[root@osradar-test conf]# mysql -u root -p Enter password: <<== insert your mysql created password in the step before Welcome to the MariaDB monitor. Commands end with ; or \g. Your MariaDB connection id is 7 Server version: 5.5.56-MariaDB MariaDB Server Copyright (c) 2000, 2017, Oracle, MariaDB Corporation Ab and others. Type 'help;' or '\h' for help. Type '\c' to clear the current input statement. MariaDB [(none)]> show databases; +--------------------+ | Database | +--------------------+ | information_schema | | mysql | | performance_schema | | test | +--------------------+ 4 rows in set (0.00 sec) MariaDB [(none)]>
If you followed everything as said, all things should be fine.
Please note that PHP 7 is not yet supported in CentOS 7. The only supported PHP version is 5.x.
To install the official PHP package just run
yum install php -y
If you choose to install PHP 7.2, you have to activate Remi and EPEL repository.
yum install yum-utils yum install epel-release rpm -Uvh http://rpms.remirepo.net/enterprise/remi-release-7.rpm yum-config-manager --enable remi-php72
Now, let’s install PHP.
yum --enablerepo=remi,remi-php72 install httpd php php-common ------- Installed: php.x86_64 0:7.2.1-1.el7.remi php-common.x86_64 0:7.2.1-1.el7.remi Dependency Installed: php-cli.x86_64 0:7.2.1-1.el7.remi php-json.x86_64 0:7.2.1-1.el7.remi Complete!
Test your PHP page and settings
Add these lines into the file.
<?php phpinfo(); ?>
Now, save and exit.
Restart apache and check your PHP file on http://192.168.1.100/info.php
systemctl restart httpd
To Install additional PHP 7.2 modules, run these commands.

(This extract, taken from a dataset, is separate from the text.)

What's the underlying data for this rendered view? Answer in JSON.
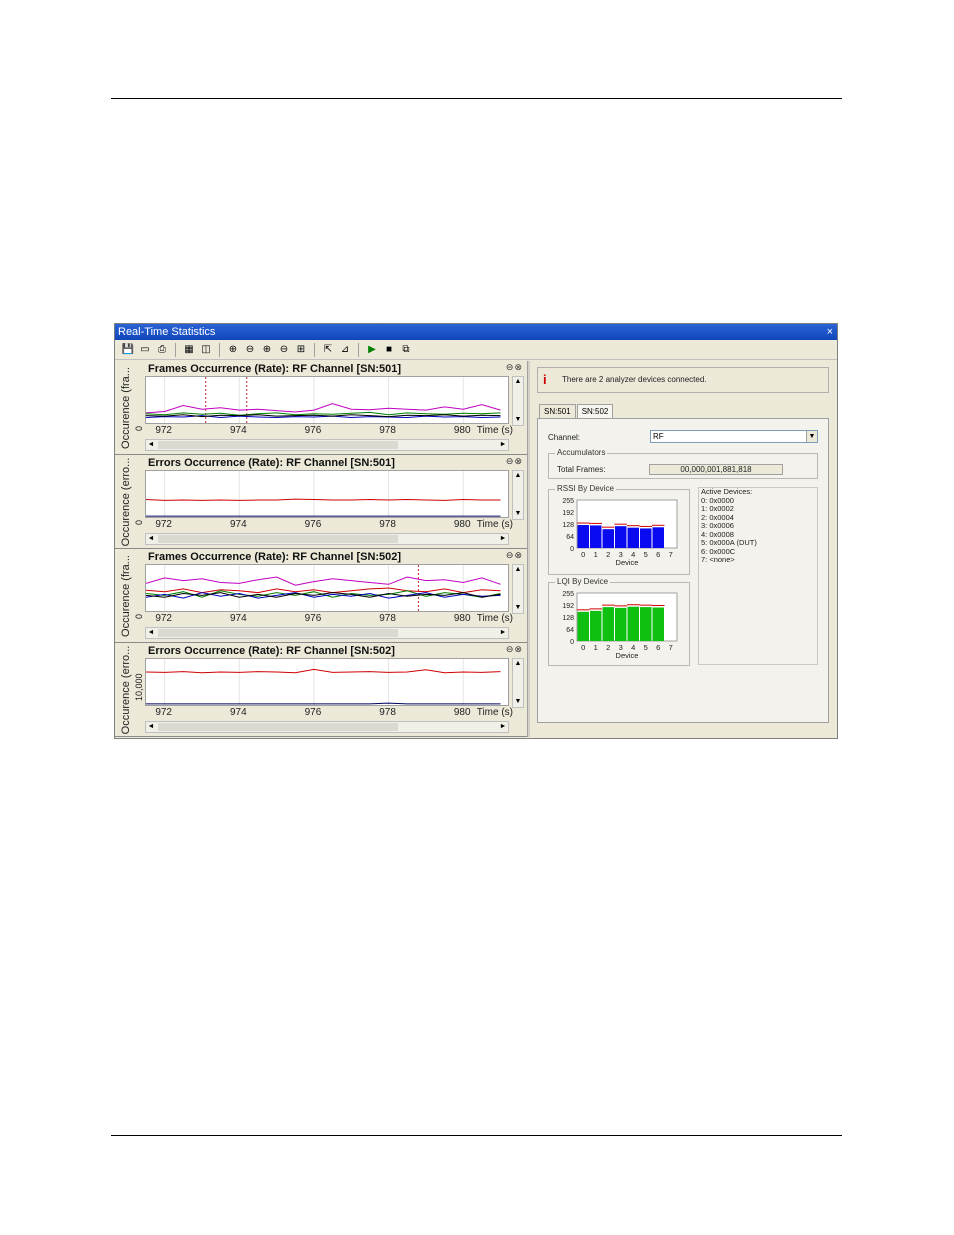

yum --enablerepo=remi,remi-php72 install -y php-pecl-apcu php-cli php-pear php-pdo php-mysqlnd php-pgsql php-pecl-mongodb php-pecl-memcache php-pecl-memcached php-gd php-mbstring php-mcrypt php-xml
This chapter is optional. It’s just to help you to manager your databases via a web interface. This tool is mostly used by beginners and professionals as well.
yum install phpmyadmin
phpMyAdmin is not normally accessible remotely from another PC or servers. That’s why you have to make some changes to make this possible.
Let’s edit phpMyAdmin.conf file using command line:
and adjust the bellow settings
<Directory /usr/share/phpMyAdmin/> AddDefaultCharset UTF-8 <IfModule mod_authz_core.c> # Apache 2.4 Require all granted </IfModule> <IfModule !mod_authz_core.c> # Apache 2.2 Order Deny,Allow Allow from All Allow from 127.0.0.1 Allow from ::1 </IfModule> </Directory>
Now, restart apache to load the new settings.
systemctl restart httpd
Now, check the changes : http://IP/phpmyadmin ( http://192.168.1.100/phpmyadmin/)
You can login with root access already. You can easily defined and create databases and users :
Please feel free to ask questions or comment on this article!!!